Exercise requirements:
Once the pictures are set aside, print the records that follow exactly as written.

Record set:
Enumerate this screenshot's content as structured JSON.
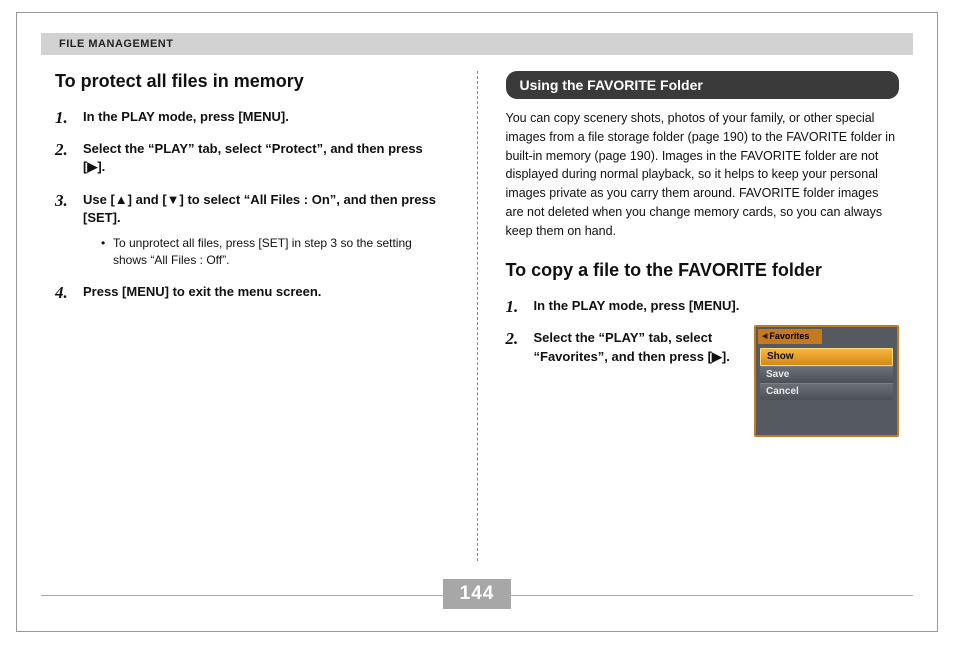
{
  "header": "FILE MANAGEMENT",
  "page_number": "144",
  "left": {
    "heading": "To protect all files in memory",
    "steps": [
      {
        "text": "In the PLAY mode, press [MENU]."
      },
      {
        "text": "Select the “PLAY” tab, select “Protect”, and then press [▶]."
      },
      {
        "text": "Use [▲] and [▼] to select “All Files : On”, and then press [SET].",
        "bullets": [
          "To unprotect all files, press [SET] in step 3 so the setting shows “All Files : Off”."
        ]
      },
      {
        "text": "Press [MENU] to exit the menu screen."
      }
    ]
  },
  "right": {
    "pill": "Using the FAVORITE Folder",
    "body": "You can copy scenery shots, photos of your family, or other special images from a file storage folder (page 190) to the FAVORITE folder in built-in memory (page 190). Images in the FAVORITE folder are not displayed during normal playback, so it helps to keep your personal images private as you carry them around. FAVORITE folder images are not deleted when you change memory cards, so you can always keep them on hand.",
    "heading": "To copy a file to the FAVORITE folder",
    "steps": [
      {
        "text": "In the PLAY mode, press [MENU]."
      },
      {
        "text": "Select the “PLAY” tab, select “Favorites”, and then press [▶]."
      }
    ],
    "menu": {
      "title": "Favorites",
      "items": [
        {
          "label": "Show",
          "selected": true
        },
        {
          "label": "Save",
          "selected": false
        },
        {
          "label": "Cancel",
          "selected": false
        }
      ]
    }
  }
}
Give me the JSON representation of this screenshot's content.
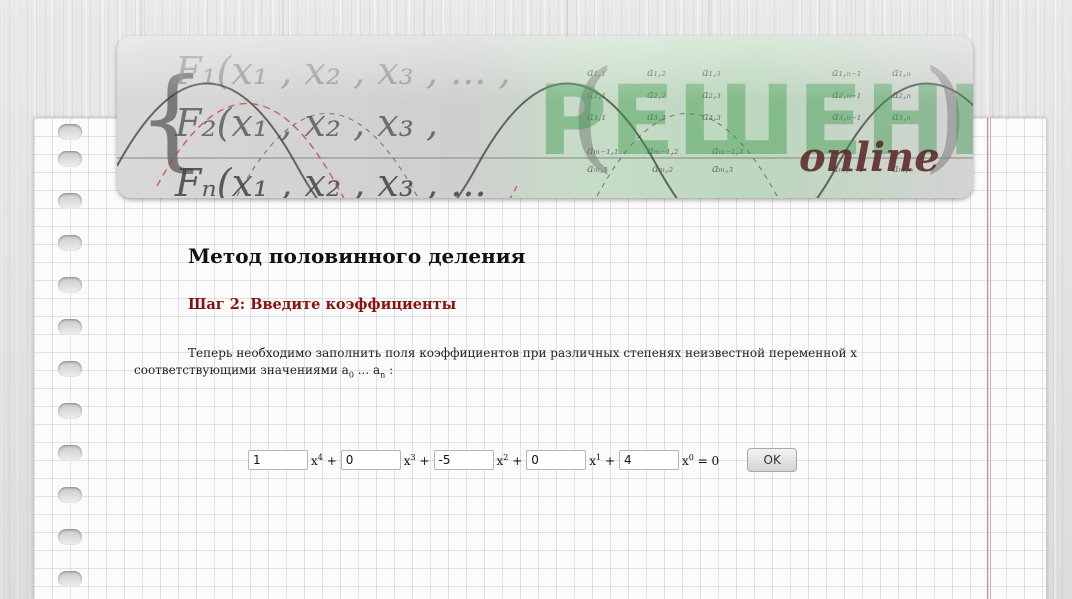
{
  "header": {
    "banner_text": "РЕШЕНИЕ",
    "banner_subtext": "online"
  },
  "main": {
    "title": "Метод половинного деления",
    "step_title": "Шаг 2: Введите коэффициенты",
    "description_text": "Теперь необходимо заполнить поля коэффициентов при различных степенях неизвестной переменной x соответствующими значениями a",
    "description_sub_start": "0",
    "description_ellipsis": " ... a",
    "description_sub_end": "n",
    "description_end": " :"
  },
  "equation": {
    "terms": [
      {
        "value": "1",
        "base": "x",
        "power": "4",
        "sep": " +"
      },
      {
        "value": "0",
        "base": "x",
        "power": "3",
        "sep": " +"
      },
      {
        "value": "-5",
        "base": "x",
        "power": "2",
        "sep": " +"
      },
      {
        "value": "0",
        "base": "x",
        "power": "1",
        "sep": " +"
      },
      {
        "value": "4",
        "base": "x",
        "power": "0",
        "sep": " = 0"
      }
    ],
    "ok_label": "OK"
  },
  "colors": {
    "step_title": "#8b1010",
    "margin_line": "#c58b8b",
    "banner_green": "#bcd7bd"
  }
}
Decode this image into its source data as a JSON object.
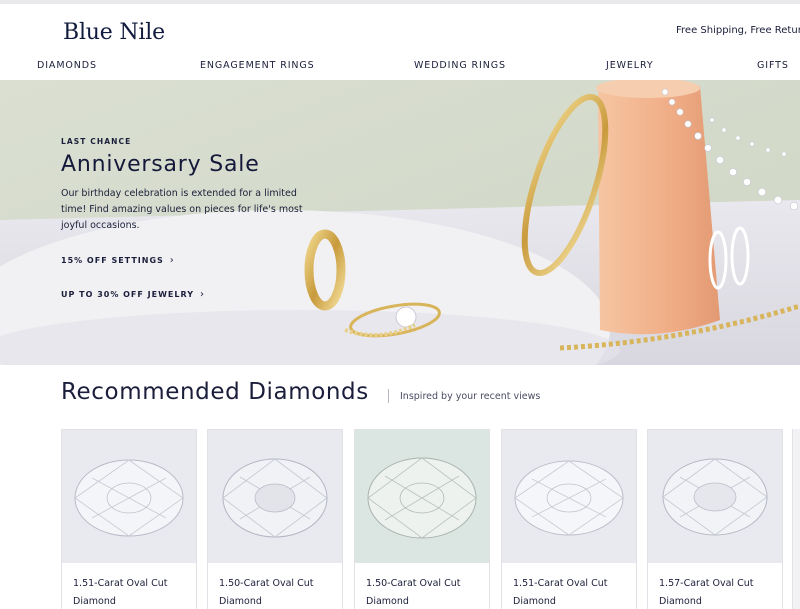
{
  "header": {
    "logo": "Blue Nile",
    "promo": "Free Shipping, Free Returns"
  },
  "nav": {
    "items": [
      "DIAMONDS",
      "ENGAGEMENT RINGS",
      "WEDDING RINGS",
      "JEWELRY",
      "GIFTS"
    ]
  },
  "hero": {
    "eyebrow": "LAST CHANCE",
    "title": "Anniversary Sale",
    "description": "Our birthday celebration is extended for a limited time! Find amazing values on pieces for life's most joyful occasions.",
    "links": [
      "15% OFF SETTINGS",
      "UP TO 30% OFF JEWELRY"
    ]
  },
  "recommended": {
    "title": "Recommended Diamonds",
    "subtitle": "Inspired by your recent views",
    "products": [
      {
        "line1": "1.51-Carat Oval Cut",
        "line2": "Diamond"
      },
      {
        "line1": "1.50-Carat Oval Cut",
        "line2": "Diamond"
      },
      {
        "line1": "1.50-Carat Oval Cut",
        "line2": "Diamond"
      },
      {
        "line1": "1.51-Carat Oval Cut",
        "line2": "Diamond"
      },
      {
        "line1": "1.57-Carat Oval Cut",
        "line2": "Diamond"
      }
    ]
  },
  "colors": {
    "navy": "#1b1e3a",
    "hero_bg": "#dfe3d8",
    "gold": "#d8b45a",
    "vase": "#f2b48e"
  }
}
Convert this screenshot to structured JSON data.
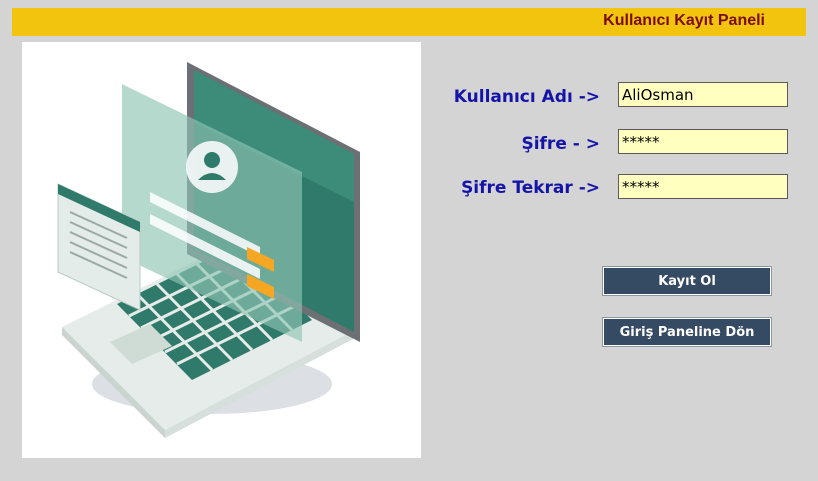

Reply:
Enumerate this screenshot's content as structured JSON.
{
  "header": "FILE MANAGEMENT",
  "page_number": "144",
  "left": {
    "heading": "To protect all files in memory",
    "steps": [
      {
        "text": "In the PLAY mode, press [MENU]."
      },
      {
        "text": "Select the “PLAY” tab, select “Protect”, and then press [▶]."
      },
      {
        "text": "Use [▲] and [▼] to select “All Files : On”, and then press [SET].",
        "bullets": [
          "To unprotect all files, press [SET] in step 3 so the setting shows “All Files : Off”."
        ]
      },
      {
        "text": "Press [MENU] to exit the menu screen."
      }
    ]
  },
  "right": {
    "pill": "Using the FAVORITE Folder",
    "body": "You can copy scenery shots, photos of your family, or other special images from a file storage folder (page 190) to the FAVORITE folder in built-in memory (page 190). Images in the FAVORITE folder are not displayed during normal playback, so it helps to keep your personal images private as you carry them around. FAVORITE folder images are not deleted when you change memory cards, so you can always keep them on hand.",
    "heading": "To copy a file to the FAVORITE folder",
    "steps": [
      {
        "text": "In the PLAY mode, press [MENU]."
      },
      {
        "text": "Select the “PLAY” tab, select “Favorites”, and then press [▶]."
      }
    ],
    "menu": {
      "title": "Favorites",
      "items": [
        {
          "label": "Show",
          "selected": true
        },
        {
          "label": "Save",
          "selected": false
        },
        {
          "label": "Cancel",
          "selected": false
        }
      ]
    }
  }
}
Give me the JSON representation of this screenshot's content.
{
  "header": {
    "banner_text": "РЕШЕНИЕ",
    "banner_subtext": "online"
  },
  "main": {
    "title": "Метод половинного деления",
    "step_title": "Шаг 2: Введите коэффициенты",
    "description_text": "Теперь необходимо заполнить поля коэффициентов при различных степенях неизвестной переменной x соответствующими значениями a",
    "description_sub_start": "0",
    "description_ellipsis": " ... a",
    "description_sub_end": "n",
    "description_end": " :"
  },
  "equation": {
    "terms": [
      {
        "value": "1",
        "base": "x",
        "power": "4",
        "sep": " +"
      },
      {
        "value": "0",
        "base": "x",
        "power": "3",
        "sep": " +"
      },
      {
        "value": "-5",
        "base": "x",
        "power": "2",
        "sep": " +"
      },
      {
        "value": "0",
        "base": "x",
        "power": "1",
        "sep": " +"
      },
      {
        "value": "4",
        "base": "x",
        "power": "0",
        "sep": " = 0"
      }
    ],
    "ok_label": "OK"
  },
  "colors": {
    "step_title": "#8b1010",
    "margin_line": "#c58b8b",
    "banner_green": "#bcd7bd"
  }
}
Decode this image into its source data as a JSON object.
{
  "header": {
    "logo": "Blue Nile",
    "promo": "Free Shipping, Free Returns"
  },
  "nav": {
    "items": [
      "DIAMONDS",
      "ENGAGEMENT RINGS",
      "WEDDING RINGS",
      "JEWELRY",
      "GIFTS"
    ]
  },
  "hero": {
    "eyebrow": "LAST CHANCE",
    "title": "Anniversary Sale",
    "description": "Our birthday celebration is extended for a limited time! Find amazing values on pieces for life's most joyful occasions.",
    "links": [
      "15% OFF SETTINGS",
      "UP TO 30% OFF JEWELRY"
    ]
  },
  "recommended": {
    "title": "Recommended Diamonds",
    "subtitle": "Inspired by your recent views",
    "products": [
      {
        "line1": "1.51-Carat Oval Cut",
        "line2": "Diamond"
      },
      {
        "line1": "1.50-Carat Oval Cut",
        "line2": "Diamond"
      },
      {
        "line1": "1.50-Carat Oval Cut",
        "line2": "Diamond"
      },
      {
        "line1": "1.51-Carat Oval Cut",
        "line2": "Diamond"
      },
      {
        "line1": "1.57-Carat Oval Cut",
        "line2": "Diamond"
      }
    ]
  },
  "colors": {
    "navy": "#1b1e3a",
    "hero_bg": "#dfe3d8",
    "gold": "#d8b45a",
    "vase": "#f2b48e"
  }
}
Convert this screenshot to structured JSON data.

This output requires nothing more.